OK, as promised here's the rest of the story. . . .
Day one, 10/23. I hiked in to my honey hole before first light and got situated to wait for it to start to get light. The chickadees welcomed me in hopes I would share my peanut butter and jelly sandwich and they were rewarded for their antics. I didn't have long to wait for the first elk to start appearing in the oak brush, faintly tinted pink by the glow of first light. Alas, the elk were to far out and I was content to watch them as they went in and out of the oak brush about 1/4 mile away. I gave up my post to the chickadees, promising to return the next day with another PBand J.
Day two, 10/24 Daylight would again find me at my post sharing my PBand J with the chickadees and watching more elk coming down the trail, within 30 yards of my perch.
There was one little 3X5 in the bunch but I let him go so he'd get bigger.
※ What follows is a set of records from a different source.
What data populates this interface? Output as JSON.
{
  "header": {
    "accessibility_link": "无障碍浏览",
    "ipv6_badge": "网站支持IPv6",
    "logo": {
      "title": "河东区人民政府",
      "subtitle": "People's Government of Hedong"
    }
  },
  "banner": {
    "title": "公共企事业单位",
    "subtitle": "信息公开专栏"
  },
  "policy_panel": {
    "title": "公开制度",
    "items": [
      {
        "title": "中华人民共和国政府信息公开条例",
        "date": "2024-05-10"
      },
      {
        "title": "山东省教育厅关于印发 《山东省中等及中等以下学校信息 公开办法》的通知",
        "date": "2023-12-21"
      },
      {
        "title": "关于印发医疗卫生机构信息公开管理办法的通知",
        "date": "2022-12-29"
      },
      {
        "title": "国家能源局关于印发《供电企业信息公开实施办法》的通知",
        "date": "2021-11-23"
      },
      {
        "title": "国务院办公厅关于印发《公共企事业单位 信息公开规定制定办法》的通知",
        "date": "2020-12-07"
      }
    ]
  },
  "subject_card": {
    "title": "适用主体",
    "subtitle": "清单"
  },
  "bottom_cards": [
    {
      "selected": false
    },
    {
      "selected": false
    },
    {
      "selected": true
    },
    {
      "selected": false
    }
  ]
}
Day three 10/25 Well you all know what happened. After the eviscerating, it was time to go get the horses. I spent until almost 4 pm getting back into where he was, getting him quartered up and drug down to where the horses were waiting. I boned out the front shoulders and brought them out, getting back to the truck about 6pm. Here's what scrub oak looks like if you happen to shoot an elk in the middle of it.
It's about 8 feet tall and some is so close together you have to crawl on all 4's to get through it. I don't see how an elk can move through it without so much as snapping a twig.
Day four 10/26 Here's the honey hole on our way back in to get the hind quarters and the head.
While I was preparing the head for travel I could hear some movement in the brush above me. I happened to look up in time to see what seemed like a thousand head of elk as they spooked at my scent. All I could see were elk legs and bodies as they thunderd through the oak brush. So much for being quiet huh. The horse and mule didn't even bat an eyelash it seemed while my heart was in my throat beating 1000 miles an hour! Finally got the rest of the bull loaded and we were on our way back to the truck about 1:30 pm. Everybody was some relieved to be done with the job. Here we are glad to see the trailer again.
Yeah, it was a good bit of hard work, but well worth it. I had a great time getting to use the horses, (well one of them is a mule, if you couldn't tell) I haven't packed one out that way for quite awhile, it turned out to be good practice for us all. And I didn't even have to use Vick's!!